Walker Canyon Temporarily Closed for Safety and to Preserve Local Habitat

Feb 9, 2023 | Announcement, MSHCP, News

Walker Canyon, the site of the California Poppy “Super Bloom” that drew thousands of visitors in 2019, is temporarily closed to visitors for safety reasons and to help protect sensitive habitat.

The closure was announced at a news conference on February 7 by Lake Elsinore Mayor and RCA Chair Natasha Johnson. Trails on public and private lands, parking, and access to Walker Canyon are closed, Johnson said.

The closure is a safeguard against problems that occurred in 2019, including traffic jams and the death of a CHP officer. The influx of visitors also caused poppies to be trampled and disturbed habitat for native plant and animal species protected by the Western Riverside County Multiple Species Habitat Conservation Plan, which the RCA manages.
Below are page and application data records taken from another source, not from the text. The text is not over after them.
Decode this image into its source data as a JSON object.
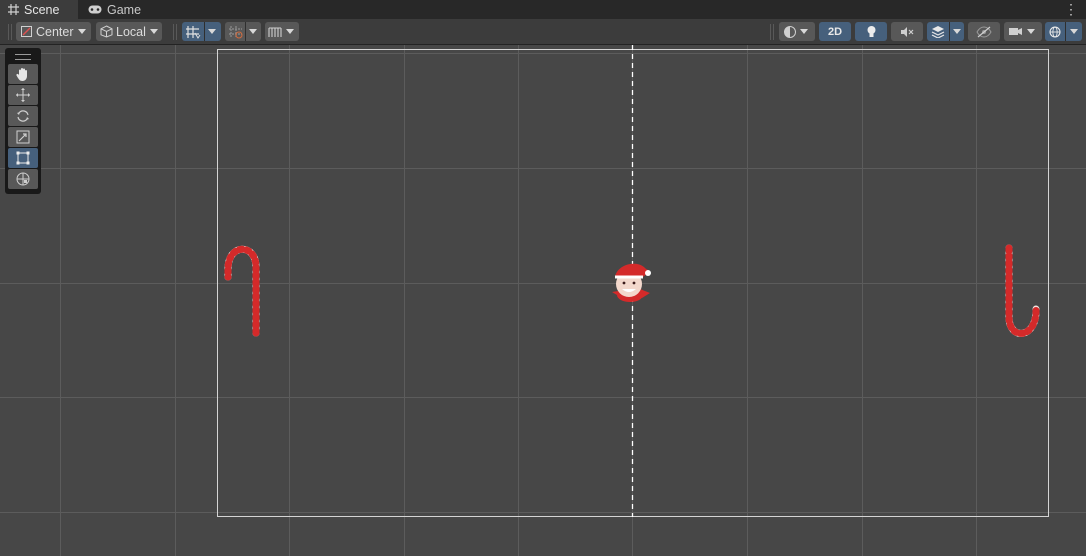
{
  "tabs": [
    {
      "label": "Scene",
      "icon": "grid-icon",
      "active": true
    },
    {
      "label": "Game",
      "icon": "gamepad-icon",
      "active": false
    }
  ],
  "toolbar": {
    "pivot_label": "Center",
    "handle_label": "Local",
    "two_d_label": "2D"
  },
  "tools": [
    "hand-tool-icon",
    "move-tool-icon",
    "rotate-tool-icon",
    "scale-tool-icon",
    "rect-tool-icon",
    "transform-tool-icon"
  ],
  "active_tool": "rect-tool-icon",
  "scene_objects": [
    "candy-cane-left",
    "santa-player",
    "candy-cane-right"
  ],
  "colors": {
    "background": "#474747",
    "toolbar": "#3c3c3c",
    "active_blue": "#46607c",
    "candy_red": "#d42a2a"
  }
}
In close partnership with the City of Lake Elsinore, the Riverside County Sheriff’s Department, County of Riverside Emergency Management Department, Riverside County Parks, Caltrans, and other partners, the RCA has been monitoring the poppy bloom closely during the last few weeks. All signs point to a minor bloom.

Although the RCA typically allows hiking, bicycling, bird watching, and other passive activities on its reserve lands, Walker Canyon will be closed at this time. The public is urged to avoid the area and obey posted signs near Walker Canyon. The modest poppy bloom can be viewed from the City of Lake Elsinore’s live feed of Walker Canyon.

The RCA is preserving 500,000 acres of habitat for 146 native animal and plant species, including 34 that are endangered or threatened. The MSHCP, one of the largest land conservation plans in the nation, protects species in Walker Canyon like the bobcat, mountain lion, coastal California gnatcatcher, Bell’s sage sparrow, Cooper’s hawk, white-tailed kite, Munz’s onion, and more.

With the partnership of the Riverside County Regional Park and Open-Space District, the RCA and other partners are protecting lands such as the Walker Canyon for future generations. To learn more about the RCA’s work and some of the protected species, visit https://www.wrc-rca.org/school-resources/.